A few years ago I wrote about graduates. In the ensuing years I thought that was all I ever wanted to say about that topic, that edge of time, that walking off process, that bravery. Until now. Because as wonderful as the notion of moving on is, it is also terrifying. Often impossible. Sometimes only accomplished by crawling. And stopping. And being nudged until you crawl forward again. As we applaud those who boldly walk and do so with ease, there are many who can not. Theirs is a walk of anxiety and missteps. Of not showing up. Of hanging back. Of not joining in. Of fearing what lies ahead far more than driving on. Their achievements seem to pale in those celebratory moments. What of them? I wondered as I sat in the packed gymnasium filled with graduates and their families.
There is an old adage, “write what you know,” that has been sounding away in my mind. Not that I ever try to write what I don’t know, but sorting out what story is the story to tell, the story that rolls around in my mind, and has, for years, isn’t always a direct line. To coax it into being I thought to set up a new writing area in my bedroom, away from the kitchen and living room, which although might be perfect blogging spots, tend to distract when one needs more concentrated concentration. To aid the process we carried in a table from my grandmother’s summer home stored in the garage attic. This, I reassured my timid self, is a starting point. And with that I started writing.
Two weeks before my high school seniors graduated, I asked my AP English Literature students to write their own Valedictorian Speech. Much like past years, the actual Valedictorian and Salutatorian were in the class, but for their benefit, as well as a way for all the rest to express their ideas, they all wrote and then recited speeches. I was so moved listening that I am compelled to share snippets from a few of them with you. Their words are about hope, and after all, that’s what we need: day and night, simply hope. Continue reading

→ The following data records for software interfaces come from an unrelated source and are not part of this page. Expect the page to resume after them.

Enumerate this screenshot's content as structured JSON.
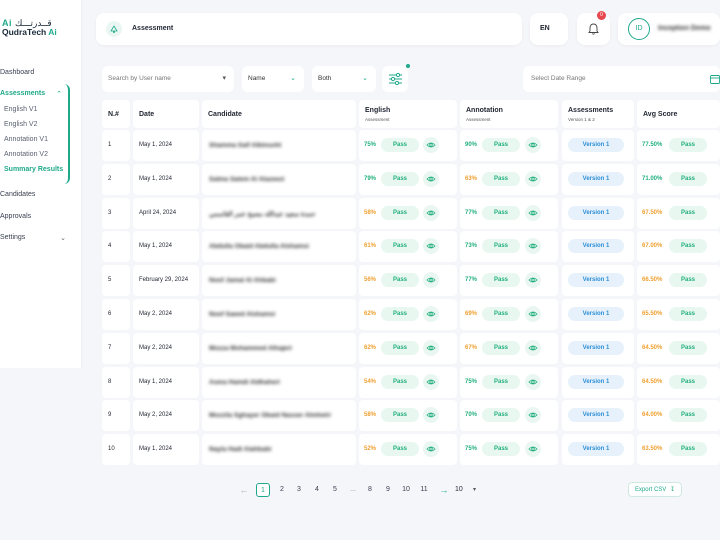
{
  "logo": {
    "ar_text": "قــدرتـــك",
    "ar_ai": "Ai",
    "en_text": "QudraTech",
    "en_ai": "Ai"
  },
  "sidebar": {
    "dashboard": "Dashboard",
    "assessments": "Assessments",
    "sub_items": [
      "English V1",
      "English V2",
      "Annotation V1",
      "Annotation V2",
      "Summary Results"
    ],
    "candidates": "Candidates",
    "approvals": "Approvals",
    "settings": "Settings"
  },
  "header": {
    "title": "Assessment",
    "lang": "EN",
    "notif_count": "0",
    "avatar_initials": "ID",
    "user_name": "Inception Demo"
  },
  "filters": {
    "search_placeholder": "Search by User name",
    "sort_by": "Name",
    "type": "Both",
    "date_placeholder": "Select Date Range"
  },
  "table": {
    "headers": {
      "num": "N.#",
      "date": "Date",
      "candidate": "Candidate",
      "english": "English",
      "english_sub": "Assessment",
      "annotation": "Annotation",
      "annotation_sub": "Assessment",
      "assessments": "Assessments",
      "assessments_sub": "Version 1 & 2",
      "avg": "Avg Score"
    },
    "rows": [
      {
        "n": "1",
        "date": "May 1, 2024",
        "candidate": "Shamma Saif Albinuohi",
        "eng": "75%",
        "eng_status": "Pass",
        "ann": "90%",
        "ann_status": "Pass",
        "version": "Version 1",
        "avg": "77.50%",
        "avg_status": "Pass"
      },
      {
        "n": "2",
        "date": "May 1, 2024",
        "candidate": "Salma Salem Al Alazeezi",
        "eng": "79%",
        "eng_status": "Pass",
        "ann": "63%",
        "ann_status": "Pass",
        "version": "Version 1",
        "avg": "71.00%",
        "avg_status": "Pass"
      },
      {
        "n": "3",
        "date": "April 24, 2024",
        "candidate": "حمدة سعيد عبدالله مصبح عمر القاسمي",
        "eng": "58%",
        "eng_status": "Pass",
        "ann": "77%",
        "ann_status": "Pass",
        "version": "Version 1",
        "avg": "67.50%",
        "avg_status": "Pass"
      },
      {
        "n": "4",
        "date": "May 1, 2024",
        "candidate": "Abdulla Obaid Abdulla Alshamsi",
        "eng": "61%",
        "eng_status": "Pass",
        "ann": "73%",
        "ann_status": "Pass",
        "version": "Version 1",
        "avg": "67.00%",
        "avg_status": "Pass"
      },
      {
        "n": "5",
        "date": "February 29, 2024",
        "candidate": "Noof Jamal Al Ahbabi",
        "eng": "56%",
        "eng_status": "Pass",
        "ann": "77%",
        "ann_status": "Pass",
        "version": "Version 1",
        "avg": "66.50%",
        "avg_status": "Pass"
      },
      {
        "n": "6",
        "date": "May 2, 2024",
        "candidate": "Noof Saeed Alshamsi",
        "eng": "62%",
        "eng_status": "Pass",
        "ann": "69%",
        "ann_status": "Pass",
        "version": "Version 1",
        "avg": "65.50%",
        "avg_status": "Pass"
      },
      {
        "n": "7",
        "date": "May 2, 2024",
        "candidate": "Mozza Mohammed Alhajeri",
        "eng": "62%",
        "eng_status": "Pass",
        "ann": "67%",
        "ann_status": "Pass",
        "version": "Version 1",
        "avg": "64.50%",
        "avg_status": "Pass"
      },
      {
        "n": "8",
        "date": "May 1, 2024",
        "candidate": "Asma Hamdi Aldhaheri",
        "eng": "54%",
        "eng_status": "Pass",
        "ann": "75%",
        "ann_status": "Pass",
        "version": "Version 1",
        "avg": "64.50%",
        "avg_status": "Pass"
      },
      {
        "n": "9",
        "date": "May 2, 2024",
        "candidate": "Mozzila Sghayer Obaid Nasser Almheiri",
        "eng": "58%",
        "eng_status": "Pass",
        "ann": "70%",
        "ann_status": "Pass",
        "version": "Version 1",
        "avg": "64.00%",
        "avg_status": "Pass"
      },
      {
        "n": "10",
        "date": "May 1, 2024",
        "candidate": "Nayla Hadi Alahbabi",
        "eng": "52%",
        "eng_status": "Pass",
        "ann": "75%",
        "ann_status": "Pass",
        "version": "Version 1",
        "avg": "63.50%",
        "avg_status": "Pass"
      }
    ]
  },
  "pagination": {
    "pages": [
      "1",
      "2",
      "3",
      "4",
      "5",
      "...",
      "8",
      "9",
      "10",
      "11"
    ],
    "per_page": "10",
    "export_label": "Export CSV"
  },
  "colors": {
    "accent": "#1fa98a",
    "pass_green": "#22b07d",
    "warn_orange": "#f0a030",
    "version_blue": "#2d8fd6"
  }
}
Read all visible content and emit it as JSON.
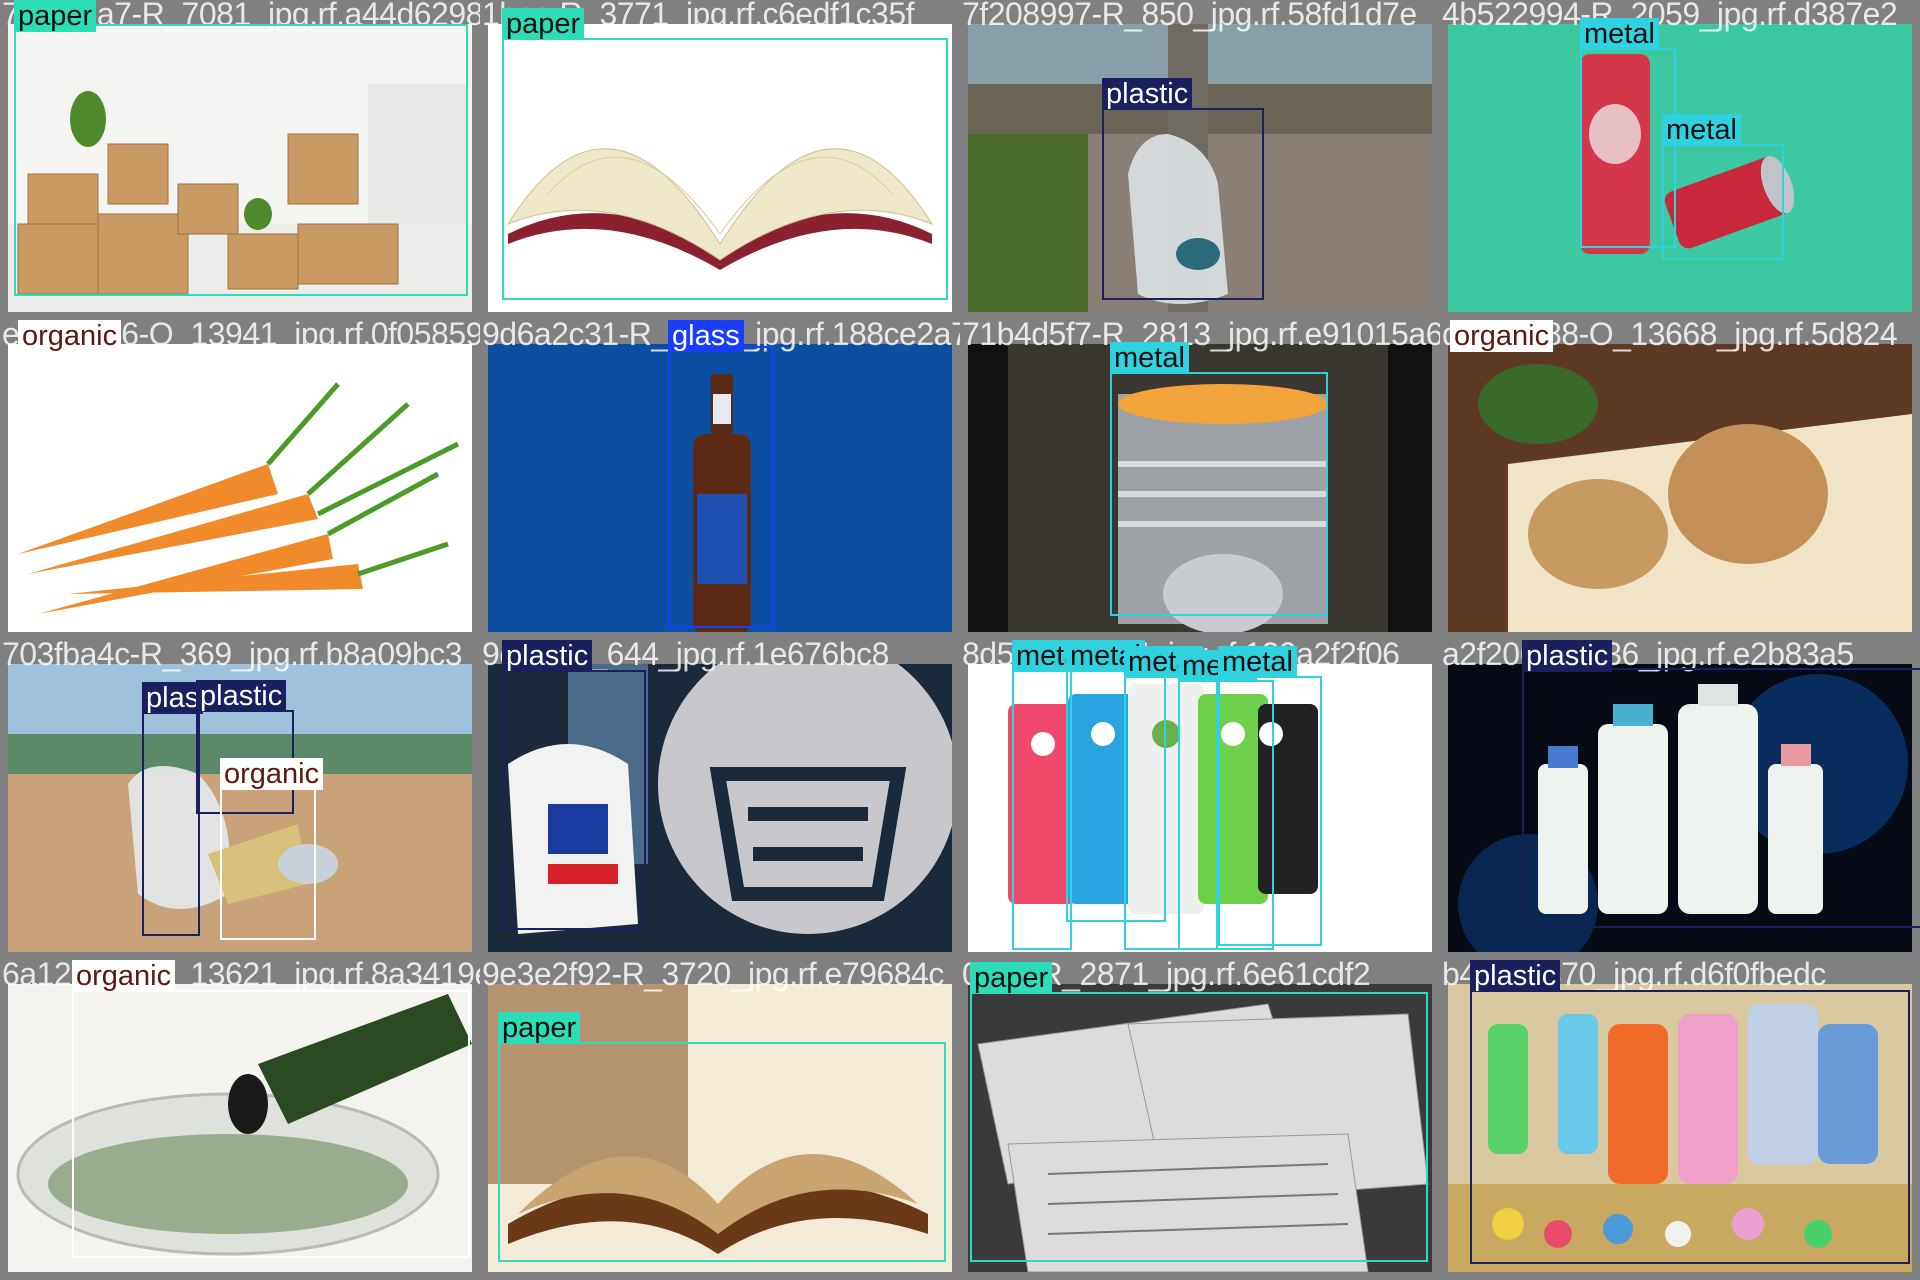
{
  "colors": {
    "paper": "#2ddcb8",
    "plastic": "#1a1f5e",
    "metal": "#2fd3e0",
    "glass": "#1a3cff",
    "organic": "#ffffff",
    "organic_text": "#5a1a10"
  },
  "tiles": [
    {
      "file": "7f23b3a7-R_7081_jpg.rf.a44d6298",
      "scene": "cardboard-boxes-room",
      "labels": [
        {
          "cls": "paper",
          "text": "paper"
        }
      ]
    },
    {
      "file": "1bac-R_3771_jpg.rf.c6edf1c35f",
      "scene": "open-book-white",
      "labels": [
        {
          "cls": "paper",
          "text": "paper"
        }
      ]
    },
    {
      "file": "7f208997-R_850_jpg.rf.58fd1d7e",
      "scene": "plastic-bag-street",
      "labels": [
        {
          "cls": "plastic",
          "text": "plastic"
        }
      ]
    },
    {
      "file": "4b522994-R_2059_jpg.rf.d387e2",
      "scene": "soda-cans-teal",
      "labels": [
        {
          "cls": "metal",
          "text": "metal"
        },
        {
          "cls": "metal",
          "text": "metal"
        }
      ]
    },
    {
      "file": "e02a0c96-O_13941_jpg.rf.0f058591",
      "scene": "carrots",
      "labels": [
        {
          "cls": "organic",
          "text": "organic"
        }
      ]
    },
    {
      "file": "9d6a2c31-R_4159_jpg.rf.188ce2a7",
      "scene": "beer-bottle-blue",
      "labels": [
        {
          "cls": "glass",
          "text": "glass"
        }
      ]
    },
    {
      "file": "71b4d5f7-R_2813_jpg.rf.e91015a6",
      "scene": "tin-can-stove",
      "labels": [
        {
          "cls": "metal",
          "text": "metal"
        }
      ]
    },
    {
      "file": "dbb4ce88-O_13668_jpg.rf.5d824",
      "scene": "potatoes-plate",
      "labels": [
        {
          "cls": "organic",
          "text": "organic"
        }
      ]
    },
    {
      "file": "703fba4c-R_369_jpg.rf.b8a09bc3",
      "scene": "beach-litter",
      "labels": [
        {
          "cls": "plastic",
          "text": "plas"
        },
        {
          "cls": "plastic",
          "text": "plastic"
        },
        {
          "cls": "organic",
          "text": "organic"
        }
      ]
    },
    {
      "file": "9c96_R_644_jpg.rf.1e676bc8",
      "scene": "tesco-bag",
      "labels": [
        {
          "cls": "plastic",
          "text": "plastic"
        }
      ]
    },
    {
      "file": "8d55-R_1264_jpg.rf.130a2f2f06",
      "scene": "less-soda-cans",
      "labels": [
        {
          "cls": "metal",
          "text": "metal"
        },
        {
          "cls": "metal",
          "text": "metal"
        },
        {
          "cls": "metal",
          "text": "metal"
        },
        {
          "cls": "metal",
          "text": "metal"
        },
        {
          "cls": "metal",
          "text": "metal"
        }
      ]
    },
    {
      "file": "a2f206-R_336_jpg.rf.e2b83a5",
      "scene": "white-bottles-dark",
      "labels": [
        {
          "cls": "plastic",
          "text": "plastic"
        }
      ]
    },
    {
      "file": "6a12c89d-O_13621_jpg.rf.8a3419e",
      "scene": "cucumber-bowl",
      "labels": [
        {
          "cls": "organic",
          "text": "organic"
        }
      ]
    },
    {
      "file": "9e3e2f92-R_3720_jpg.rf.e79684c",
      "scene": "old-book-brown",
      "labels": [
        {
          "cls": "paper",
          "text": "paper"
        }
      ]
    },
    {
      "file": "0c6e-R_2871_jpg.rf.6e61cdf2",
      "scene": "newspapers-bw",
      "labels": [
        {
          "cls": "paper",
          "text": "paper"
        }
      ]
    },
    {
      "file": "b4-R_1370_jpg.rf.d6f0fbedc",
      "scene": "colorful-plastic-bottles",
      "labels": [
        {
          "cls": "plastic",
          "text": "plastic"
        }
      ]
    }
  ]
}
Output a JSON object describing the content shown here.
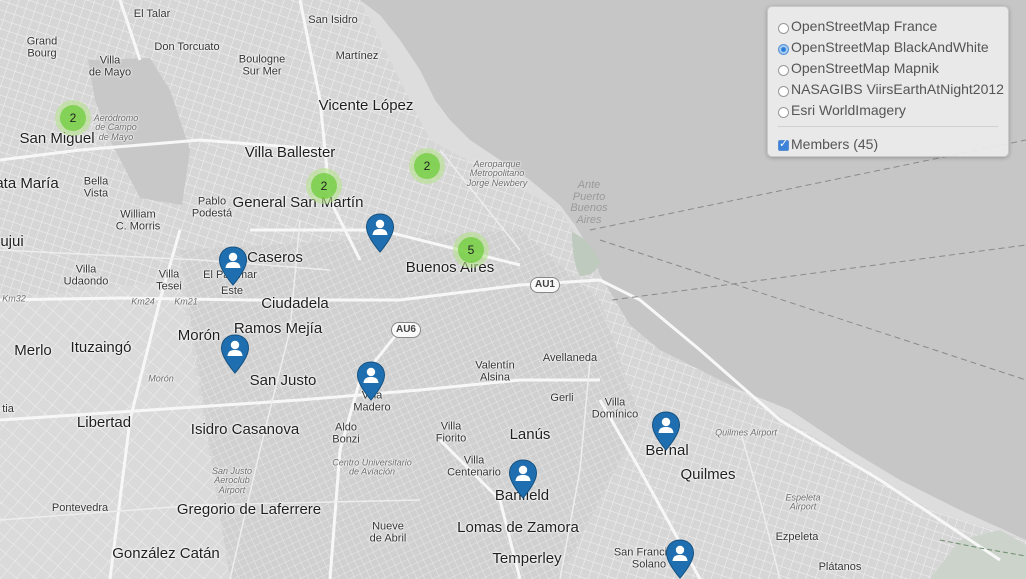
{
  "layers": {
    "base": [
      {
        "label": "OpenStreetMap France",
        "selected": false
      },
      {
        "label": "OpenStreetMap BlackAndWhite",
        "selected": true
      },
      {
        "label": "OpenStreetMap Mapnik",
        "selected": false
      },
      {
        "label": "NASAGIBS ViirsEarthAtNight2012",
        "selected": false
      },
      {
        "label": "Esri WorldImagery",
        "selected": false
      }
    ],
    "overlay": {
      "label": "Members (45)",
      "checked": true
    }
  },
  "map": {
    "places": [
      {
        "text": "El Talar",
        "size": "sm"
      },
      {
        "text": "San Isidro",
        "size": "sm"
      },
      {
        "text": "Grand\nBourg",
        "size": "sm"
      },
      {
        "text": "Don Torcuato",
        "size": "sm"
      },
      {
        "text": "Villa\nde Mayo",
        "size": "sm"
      },
      {
        "text": "Boulogne\nSur Mer",
        "size": "sm"
      },
      {
        "text": "Martínez",
        "size": "sm"
      },
      {
        "text": "Vicente López",
        "size": "lg"
      },
      {
        "text": "Aeródromo\nde Campo\nde Mayo",
        "size": "it"
      },
      {
        "text": "San Miguel",
        "size": "lg"
      },
      {
        "text": "Villa Ballester",
        "size": "lg"
      },
      {
        "text": "Aeroparque\nMetropolitano\nJorge Newbery",
        "size": "it"
      },
      {
        "text": "ata María",
        "size": "lg"
      },
      {
        "text": "Bella\nVista",
        "size": "sm"
      },
      {
        "text": "Pablo\nPodestá",
        "size": "sm"
      },
      {
        "text": "General San Martín",
        "size": "lg"
      },
      {
        "text": "Ante\nPuerto\nBuenos\nAires",
        "size": "water"
      },
      {
        "text": "William\nC. Morris",
        "size": "sm"
      },
      {
        "text": "Caseros",
        "size": "lg"
      },
      {
        "text": "Buenos Aires",
        "size": "lg"
      },
      {
        "text": "ujui",
        "size": "lg"
      },
      {
        "text": "Villa\nUdaondo",
        "size": "sm"
      },
      {
        "text": "Villa\nTesei",
        "size": "sm"
      },
      {
        "text": "El Palomar",
        "size": "sm"
      },
      {
        "text": "Este",
        "size": "sm"
      },
      {
        "text": "Km32",
        "size": "it"
      },
      {
        "text": "Km24",
        "size": "it"
      },
      {
        "text": "Km21",
        "size": "it"
      },
      {
        "text": "Ciudadela",
        "size": "lg"
      },
      {
        "text": "Ramos Mejía",
        "size": "lg"
      },
      {
        "text": "Morón",
        "size": "lg"
      },
      {
        "text": "Merlo",
        "size": "lg"
      },
      {
        "text": "Ituzaingó",
        "size": "lg"
      },
      {
        "text": "Morón",
        "size": "it"
      },
      {
        "text": "San Justo",
        "size": "lg"
      },
      {
        "text": "Valentín\nAlsina",
        "size": "sm"
      },
      {
        "text": "Avellaneda",
        "size": "sm"
      },
      {
        "text": "Villa\nMadero",
        "size": "sm"
      },
      {
        "text": "Gerli",
        "size": "sm"
      },
      {
        "text": "Villa\nDomínico",
        "size": "sm"
      },
      {
        "text": "tia",
        "size": "sm"
      },
      {
        "text": "Libertad",
        "size": "lg"
      },
      {
        "text": "Isidro Casanova",
        "size": "lg"
      },
      {
        "text": "Aldo\nBonzi",
        "size": "sm"
      },
      {
        "text": "Villa\nFiorito",
        "size": "sm"
      },
      {
        "text": "Lanús",
        "size": "lg"
      },
      {
        "text": "Bernal",
        "size": "lg"
      },
      {
        "text": "Quilmes Airport",
        "size": "it"
      },
      {
        "text": "Centro Universitario\nde Aviación",
        "size": "it"
      },
      {
        "text": "Villa\nCentenario",
        "size": "sm"
      },
      {
        "text": "Quilmes",
        "size": "lg"
      },
      {
        "text": "Banfield",
        "size": "lg"
      },
      {
        "text": "San Justo\nAeroclub\nAirport",
        "size": "it"
      },
      {
        "text": "Pontevedra",
        "size": "sm"
      },
      {
        "text": "Gregorio de Laferrere",
        "size": "lg"
      },
      {
        "text": "Lomas de Zamora",
        "size": "lg"
      },
      {
        "text": "Espeleta\nAirport",
        "size": "it"
      },
      {
        "text": "Nueve\nde Abril",
        "size": "sm"
      },
      {
        "text": "Ezpeleta",
        "size": "sm"
      },
      {
        "text": "González Catán",
        "size": "lg"
      },
      {
        "text": "Temperley",
        "size": "lg"
      },
      {
        "text": "San Francisco\nSolano",
        "size": "sm"
      },
      {
        "text": "Plátanos",
        "size": "sm"
      }
    ],
    "road_shields": [
      "AU1",
      "AU6"
    ],
    "clusters": [
      "2",
      "2",
      "2",
      "5"
    ],
    "markers": [
      "member",
      "member",
      "member",
      "member",
      "member",
      "member",
      "member"
    ]
  },
  "colors": {
    "river": "#c3c3c3",
    "land": "#dedede",
    "park": "#cfd7cf",
    "cluster_outer": "#b5e28c",
    "cluster_inner": "#6ecc39",
    "marker": "#1f6fb0"
  }
}
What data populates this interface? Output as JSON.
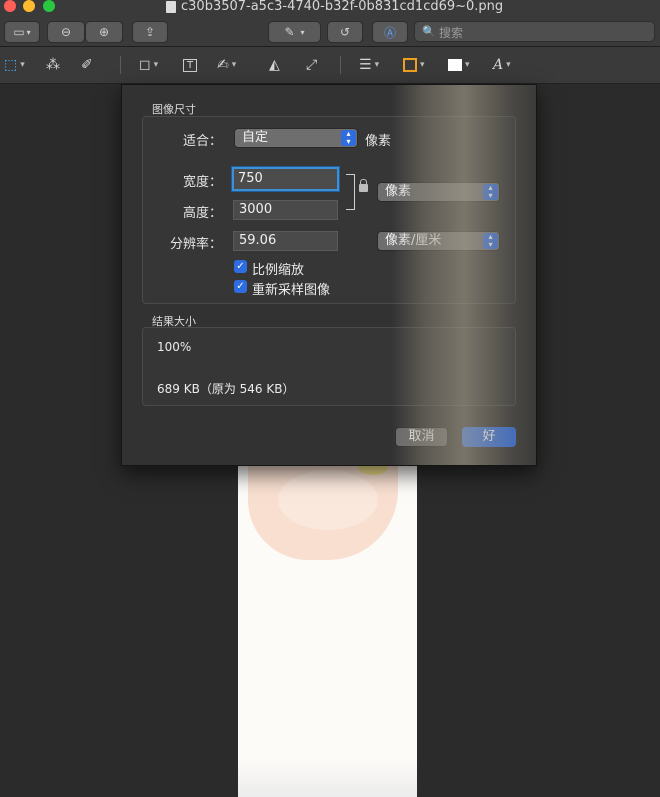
{
  "window": {
    "title": "c30b3507-a5c3-4740-b32f-0b831cd1cd69~0.png",
    "search_placeholder": "搜索"
  },
  "dialog": {
    "image_size_section": "图像尺寸",
    "fit_label": "适合：",
    "fit_value": "自定",
    "fit_unit": "像素",
    "width_label": "宽度：",
    "width_value": "750",
    "height_label": "高度：",
    "height_value": "3000",
    "size_unit": "像素",
    "resolution_label": "分辨率：",
    "resolution_value": "59.06",
    "resolution_unit": "像素/厘米",
    "scale_proportionally": "比例缩放",
    "scale_proportionally_checked": true,
    "resample_image": "重新采样图像",
    "resample_image_checked": true,
    "result_section": "结果大小",
    "result_percent": "100%",
    "result_filesize": "689 KB（原为 546 KB）",
    "cancel_button": "取消",
    "ok_button": "好"
  },
  "colors": {
    "accent": "#2f6ce0",
    "focus_ring": "#3d8fd6",
    "background": "#2b2b2b"
  }
}
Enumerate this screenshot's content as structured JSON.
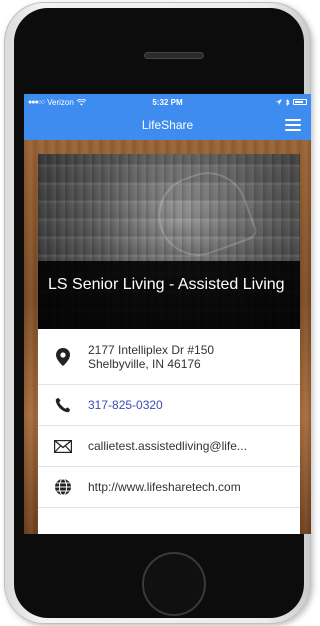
{
  "status_bar": {
    "signal": "●●●○○",
    "carrier": "Verizon",
    "wifi_icon": "wifi-icon",
    "time": "5:32 PM",
    "battery_icon": "battery-icon"
  },
  "app_bar": {
    "title": "LifeShare",
    "menu_icon": "hamburger-menu-icon"
  },
  "listing": {
    "title": "LS Senior Living - Assisted Living",
    "address_line1": "2177 Intelliplex Dr #150",
    "address_line2": "Shelbyville, IN 46176",
    "phone": "317-825-0320",
    "email": "callietest.assistedliving@life...",
    "website": "http://www.lifesharetech.com"
  },
  "colors": {
    "header_blue": "#3f8cf0",
    "link_blue": "#3d4bb5"
  }
}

Full disclosure: I don’t like to cook. Not saying I can’t, but I don’t do so with the joy necessary to be a good cook, a real cook. But I do like to eat. A lot. And, lucky for me, I have a spouse who is happy in the kitchen. Who pours over cooking periodicals, chats up recipes, scans blogs for ideas, and with great innovation prepares meals that make everyone at our table happy.
Inevitably, after our workday, our conversation goes something like this: Are you hungry? Or the other, how hungry are you? Either would elicit a yes or a very, and therefore my response would be followed up by, what are you in the mood for? Yes, seriously, the sky is the limit from my own personal spouse-chef. Vegetarian? Simple. Vegan? Varied and delicious. Italian, Asian or any combination of healthy and delicious cuisine? Of course. She opens a few well-worn cookbooks, looks over her notes, checks the fridge and cupboard, and begins with what we have on hand. And this is another point because what a cook has on hand must be plenty in order to produce such meals. Cans of coconut milk and coconut oil. Fresh fennel and basil. Sushi vinegar. Curry. And of course the right knife. Pan. Cutting board. Nothing flashy but precious objects kept in their place.
I offer to help, and there are times when I am allowed a grater and cheese, or asked to scrub up a few potatoes, maybe to gather cherry tomatoes still on the vine. Sous-chef maybe not, but dishwasher extraordinaire, yes!
The following post is from her blog: The Savvy Skillet. Here is one of our favorite dishes, a wonderful tofu. I hope you enjoy the recipe!
A selfie is a self-portrait photograph, typically taken with a hand-held digital camera or camera phone. Selfies are often shared on social networking services such as Instagram, Snapchat, and Tumblr. They are often casual, and are typically taken either with a camera held at arm’s length or in a mirror (Selfie). Monday mornings or Saturday nights, on every continent, 24/7, people are looking into their own lens and capturing just what they want. Sober or drunk, celebratory or melancholy, across religious or societal divides, beyond age or racial groups it matters not, the #selfie is taken through the appropriate filter and posted on a splattering of social media sites. It’s estimated that over 17 million selfies are posted every week: 35 million on Instagram alone. Are selfies evidence of a new wave of narcissistic behavior? Proof we have become a ME ME ME world?
Dare I remind you of the photo booth? How many of us spent our well-guarded allowance inside those finicky and fun booths, capturing a series of our own funny faces? I, and this will not come as a surprise to any Nine Cent Girl fans, am thrilled with the #selfie phenomenon, to a point, and am ready to tell you why.